Recently Dr. Mehmet Oz, professor of surgery at Columbia University in New York and host of the syndicated TV program The Dr. Oz Show, took an in-depth look at what parents can do to prevent sudden cardiac death — what he terms “the number one sudden killer in children.”
The show began by reviewing the disturbing numbers about sudden cardiac death in children:
- 7,000 children a year in the U.S. are stricken by sudden cardiac arrest.
- Only 5% of young victims survive sudden cardiac arrest — but that percentage could be much higher if parents and communities are prepared.
“One minute your child is the picture of health — then suddenly her heart simply stops beating,” Dr. Oz explained to his studio audience. “Her young life ends, far too soon.”
Dr. Oz and guests went on to talk about the undetected heart conditions that can cause sudden cardiac arrest in children. In a recent research study in Houston, Dr. Arif Ali screened 6th graders for heart defects using an exam that included EKG testing (electrocardiograms) and echocardiograms. Seven children in the group were found to have heart defects, two of which required surgery.
Dr. Ali advised parents to get screenings for children whenever there are symptoms of heart problems or family risk factors. He also recommended that parents make sure their children’s schools have automated external defibrillators on hand.
“Make sure there are AEDs in your school,” Dr. Ali said. “They have a proven track record to save lives.”

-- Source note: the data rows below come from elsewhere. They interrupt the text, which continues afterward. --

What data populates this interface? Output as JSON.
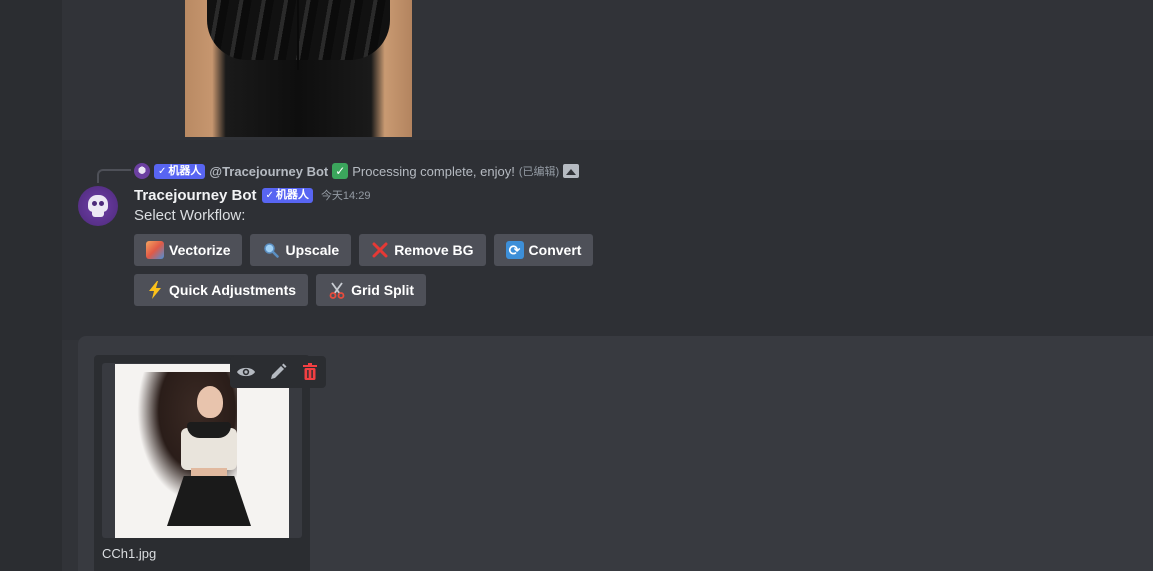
{
  "reply": {
    "bot_tag": "机器人",
    "mention": "@Tracejourney Bot",
    "text": "Processing complete, enjoy!",
    "edited": "(已编辑)"
  },
  "message": {
    "username": "Tracejourney Bot",
    "bot_tag": "机器人",
    "timestamp": "今天14:29",
    "content": "Select Workflow:"
  },
  "buttons": {
    "row1": [
      {
        "label": "Vectorize",
        "icon": "framed-picture-icon"
      },
      {
        "label": "Upscale",
        "icon": "magnifying-glass-icon"
      },
      {
        "label": "Remove BG",
        "icon": "cross-mark-icon"
      },
      {
        "label": "Convert",
        "icon": "arrows-cycle-icon"
      }
    ],
    "row2": [
      {
        "label": "Quick Adjustments",
        "icon": "lightning-icon"
      },
      {
        "label": "Grid Split",
        "icon": "scissors-icon"
      }
    ]
  },
  "upload": {
    "file_name": "CCh1.jpg",
    "tools": [
      "eye-icon",
      "pencil-icon",
      "trash-icon"
    ]
  },
  "colors": {
    "background": "#313338",
    "button": "#4e5058",
    "bot_tag": "#5865f2",
    "delete": "#f23f42"
  }
}
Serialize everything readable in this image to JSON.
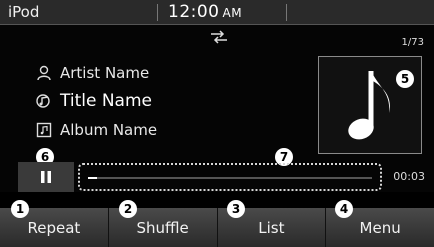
{
  "status": {
    "source": "iPod",
    "time": "12:00",
    "ampm": "AM"
  },
  "main": {
    "track_counter": "1/73",
    "repeat_indicator_icon": "repeat-indicator-icon"
  },
  "track": {
    "artist": "Artist Name",
    "title": "Title Name",
    "album": "Album Name"
  },
  "playback": {
    "state_icon": "pause-icon",
    "elapsed": "00:03",
    "progress_fraction": 0.03
  },
  "callouts": {
    "c1": "1",
    "c2": "2",
    "c3": "3",
    "c4": "4",
    "c5": "5",
    "c6": "6",
    "c7": "7"
  },
  "softkeys": [
    {
      "label": "Repeat"
    },
    {
      "label": "Shuffle"
    },
    {
      "label": "List"
    },
    {
      "label": "Menu"
    }
  ],
  "colors": {
    "background": "#000000",
    "softkey": "#3a3a3a",
    "text": "#e6e6e6",
    "badge": "#ffffff"
  }
}
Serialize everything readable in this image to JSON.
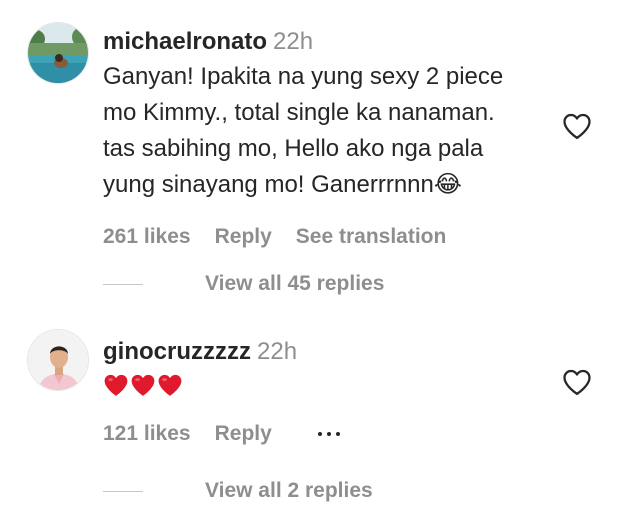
{
  "comments": [
    {
      "username": "michaelronato",
      "time": "22h",
      "text_lines": [
        "Ganyan! Ipakita na yung sexy 2 piece",
        "mo Kimmy., total single ka nanaman.",
        "tas sabihing mo, Hello ako nga pala",
        "yung sinayang mo! Ganerrrnnn😂"
      ],
      "likes": "261 likes",
      "reply_label": "Reply",
      "translate_label": "See translation",
      "view_replies": "View all 45 replies",
      "icon": "heart-outline-icon"
    },
    {
      "username": "ginocruzzzzz",
      "time": "22h",
      "emoji_hearts": 3,
      "likes": "121 likes",
      "reply_label": "Reply",
      "view_replies": "View all 2 replies",
      "icon": "heart-outline-icon"
    }
  ],
  "colors": {
    "primary_text": "#262626",
    "secondary_text": "#8e8e8e",
    "heart_red": "#e0192d"
  }
}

Dr. Oz interviewed Laurie and Luther Friend, a Houston couple whose daughter Sarah died of sudden cardiac arrest. The Friends’ told of their successful campaign to get legislation passed so that AEDs are required in Texas schools. They reported that in the week prior to the taping of the TV show, two children in Houston suffered sudden cardiac arrest and were revived by school staff using AEDs.